● **EXERCISE DESCRIPTION**: Word for word, give the entries back.

START RAW DATA

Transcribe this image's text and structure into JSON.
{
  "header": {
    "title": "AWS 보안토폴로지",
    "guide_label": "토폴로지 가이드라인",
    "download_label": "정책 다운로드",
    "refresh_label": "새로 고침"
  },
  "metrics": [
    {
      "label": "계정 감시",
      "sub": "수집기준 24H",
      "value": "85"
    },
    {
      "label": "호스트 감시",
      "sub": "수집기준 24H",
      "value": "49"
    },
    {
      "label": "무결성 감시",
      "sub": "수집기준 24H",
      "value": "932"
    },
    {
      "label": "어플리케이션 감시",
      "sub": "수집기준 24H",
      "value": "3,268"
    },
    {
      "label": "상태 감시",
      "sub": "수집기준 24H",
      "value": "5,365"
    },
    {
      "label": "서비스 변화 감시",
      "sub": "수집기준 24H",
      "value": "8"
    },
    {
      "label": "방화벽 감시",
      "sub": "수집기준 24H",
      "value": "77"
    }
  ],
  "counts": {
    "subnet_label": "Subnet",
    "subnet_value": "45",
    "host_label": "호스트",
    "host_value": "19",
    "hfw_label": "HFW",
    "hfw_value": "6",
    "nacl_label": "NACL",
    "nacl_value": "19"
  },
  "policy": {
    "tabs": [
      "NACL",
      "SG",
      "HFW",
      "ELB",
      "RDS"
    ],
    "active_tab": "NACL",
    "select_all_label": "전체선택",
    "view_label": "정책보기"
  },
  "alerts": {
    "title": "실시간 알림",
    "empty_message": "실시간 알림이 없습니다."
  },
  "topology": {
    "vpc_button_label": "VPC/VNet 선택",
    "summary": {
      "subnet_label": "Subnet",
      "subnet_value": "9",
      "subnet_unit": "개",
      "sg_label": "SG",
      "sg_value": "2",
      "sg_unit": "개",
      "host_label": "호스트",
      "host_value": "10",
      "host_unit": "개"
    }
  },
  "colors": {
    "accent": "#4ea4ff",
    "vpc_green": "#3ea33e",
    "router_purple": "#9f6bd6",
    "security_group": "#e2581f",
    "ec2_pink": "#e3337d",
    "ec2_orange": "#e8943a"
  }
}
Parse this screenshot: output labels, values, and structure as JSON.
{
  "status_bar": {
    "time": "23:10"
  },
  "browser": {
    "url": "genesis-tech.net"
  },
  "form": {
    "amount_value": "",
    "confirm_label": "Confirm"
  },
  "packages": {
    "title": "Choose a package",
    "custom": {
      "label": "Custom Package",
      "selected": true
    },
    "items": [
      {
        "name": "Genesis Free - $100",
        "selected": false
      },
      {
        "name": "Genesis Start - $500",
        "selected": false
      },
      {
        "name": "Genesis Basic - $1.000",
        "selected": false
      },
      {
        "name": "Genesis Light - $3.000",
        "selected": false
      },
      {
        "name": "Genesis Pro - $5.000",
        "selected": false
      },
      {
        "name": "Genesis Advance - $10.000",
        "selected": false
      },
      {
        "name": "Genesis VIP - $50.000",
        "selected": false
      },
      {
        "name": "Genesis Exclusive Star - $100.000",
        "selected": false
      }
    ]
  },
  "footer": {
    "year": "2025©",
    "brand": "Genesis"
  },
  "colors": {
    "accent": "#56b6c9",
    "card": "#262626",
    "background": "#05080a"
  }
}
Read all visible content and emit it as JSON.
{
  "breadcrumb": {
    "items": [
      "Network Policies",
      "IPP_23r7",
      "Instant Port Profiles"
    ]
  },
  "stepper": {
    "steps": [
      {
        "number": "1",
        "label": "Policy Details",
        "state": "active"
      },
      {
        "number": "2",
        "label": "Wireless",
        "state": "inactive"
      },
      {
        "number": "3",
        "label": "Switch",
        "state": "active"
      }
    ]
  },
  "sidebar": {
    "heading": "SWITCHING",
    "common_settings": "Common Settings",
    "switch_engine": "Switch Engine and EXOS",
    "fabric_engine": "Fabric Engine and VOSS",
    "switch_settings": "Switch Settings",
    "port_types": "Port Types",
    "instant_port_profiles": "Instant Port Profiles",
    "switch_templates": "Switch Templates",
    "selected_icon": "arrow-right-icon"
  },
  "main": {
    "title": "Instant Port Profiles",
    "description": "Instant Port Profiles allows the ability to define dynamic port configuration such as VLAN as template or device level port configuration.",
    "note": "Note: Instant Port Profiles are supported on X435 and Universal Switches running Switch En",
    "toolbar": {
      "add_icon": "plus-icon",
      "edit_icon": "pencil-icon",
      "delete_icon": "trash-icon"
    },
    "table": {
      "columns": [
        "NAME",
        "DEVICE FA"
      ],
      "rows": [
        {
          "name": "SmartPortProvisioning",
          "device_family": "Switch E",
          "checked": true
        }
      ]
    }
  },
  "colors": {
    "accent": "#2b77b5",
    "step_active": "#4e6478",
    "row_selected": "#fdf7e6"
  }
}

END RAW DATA

● **THE COMPLETED TASK**:
Transcribe this image's text and structure into JSON.
{
  "header": {
    "title": "AWS 보안토폴로지",
    "guide_label": "토폴로지 가이드라인",
    "download_label": "정책 다운로드",
    "refresh_label": "새로 고침"
  },
  "metrics": [
    {
      "label": "계정 감시",
      "sub": "수집기준 24H",
      "value": "85"
    },
    {
      "label": "호스트 감시",
      "sub": "수집기준 24H",
      "value": "49"
    },
    {
      "label": "무결성 감시",
      "sub": "수집기준 24H",
      "value": "932"
    },
    {
      "label": "어플리케이션 감시",
      "sub": "수집기준 24H",
      "value": "3,268"
    },
    {
      "label": "상태 감시",
      "sub": "수집기준 24H",
      "value": "5,365"
    },
    {
      "label": "서비스 변화 감시",
      "sub": "수집기준 24H",
      "value": "8"
    },
    {
      "label": "방화벽 감시",
      "sub": "수집기준 24H",
      "value": "77"
    }
  ],
  "counts": {
    "subnet_label": "Subnet",
    "subnet_value": "45",
    "host_label": "호스트",
    "host_value": "19",
    "hfw_label": "HFW",
    "hfw_value": "6",
    "nacl_label": "NACL",
    "nacl_value": "19"
  },
  "policy": {
    "tabs": [
      "NACL",
      "SG",
      "HFW",
      "ELB",
      "RDS"
    ],
    "active_tab": "NACL",
    "select_all_label": "전체선택",
    "view_label": "정책보기"
  },
  "alerts": {
    "title": "실시간 알림",
    "empty_message": "실시간 알림이 없습니다."
  },
  "topology": {
    "vpc_button_label": "VPC/VNet 선택",
    "summary": {
      "subnet_label": "Subnet",
      "subnet_value": "9",
      "subnet_unit": "개",
      "sg_label": "SG",
      "sg_value": "2",
      "sg_unit": "개",
      "host_label": "호스트",
      "host_value": "10",
      "host_unit": "개"
    }
  },
  "colors": {
    "accent": "#4ea4ff",
    "vpc_green": "#3ea33e",
    "router_purple": "#9f6bd6",
    "security_group": "#e2581f",
    "ec2_pink": "#e3337d",
    "ec2_orange": "#e8943a"
  }
}
Parse this screenshot: output labels, values, and structure as JSON.
{
  "status_bar": {
    "time": "23:10"
  },
  "browser": {
    "url": "genesis-tech.net"
  },
  "form": {
    "amount_value": "",
    "confirm_label": "Confirm"
  },
  "packages": {
    "title": "Choose a package",
    "custom": {
      "label": "Custom Package",
      "selected": true
    },
    "items": [
      {
        "name": "Genesis Free - $100",
        "selected": false
      },
      {
        "name": "Genesis Start - $500",
        "selected": false
      },
      {
        "name": "Genesis Basic - $1.000",
        "selected": false
      },
      {
        "name": "Genesis Light - $3.000",
        "selected": false
      },
      {
        "name": "Genesis Pro - $5.000",
        "selected": false
      },
      {
        "name": "Genesis Advance - $10.000",
        "selected": false
      },
      {
        "name": "Genesis VIP - $50.000",
        "selected": false
      },
      {
        "name": "Genesis Exclusive Star - $100.000",
        "selected": false
      }
    ]
  },
  "footer": {
    "year": "2025©",
    "brand": "Genesis"
  },
  "colors": {
    "accent": "#56b6c9",
    "card": "#262626",
    "background": "#05080a"
  }
}
Read all visible content and emit it as JSON.
{
  "breadcrumb": {
    "items": [
      "Network Policies",
      "IPP_23r7",
      "Instant Port Profiles"
    ]
  },
  "stepper": {
    "steps": [
      {
        "number": "1",
        "label": "Policy Details",
        "state": "active"
      },
      {
        "number": "2",
        "label": "Wireless",
        "state": "inactive"
      },
      {
        "number": "3",
        "label": "Switch",
        "state": "active"
      }
    ]
  },
  "sidebar": {
    "heading": "SWITCHING",
    "common_settings": "Common Settings",
    "switch_engine": "Switch Engine and EXOS",
    "fabric_engine": "Fabric Engine and VOSS",
    "switch_settings": "Switch Settings",
    "port_types": "Port Types",
    "instant_port_profiles": "Instant Port Profiles",
    "switch_templates": "Switch Templates",
    "selected_icon": "arrow-right-icon"
  },
  "main": {
    "title": "Instant Port Profiles",
    "description": "Instant Port Profiles allows the ability to define dynamic port configuration such as VLAN as template or device level port configuration.",
    "note": "Note: Instant Port Profiles are supported on X435 and Universal Switches running Switch En",
    "toolbar": {
      "add_icon": "plus-icon",
      "edit_icon": "pencil-icon",
      "delete_icon": "trash-icon"
    },
    "table": {
      "columns": [
        "NAME",
        "DEVICE FA"
      ],
      "rows": [
        {
          "name": "SmartPortProvisioning",
          "device_family": "Switch E",
          "checked": true
        }
      ]
    }
  },
  "colors": {
    "accent": "#2b77b5",
    "step_active": "#4e6478",
    "row_selected": "#fdf7e6"
  }
}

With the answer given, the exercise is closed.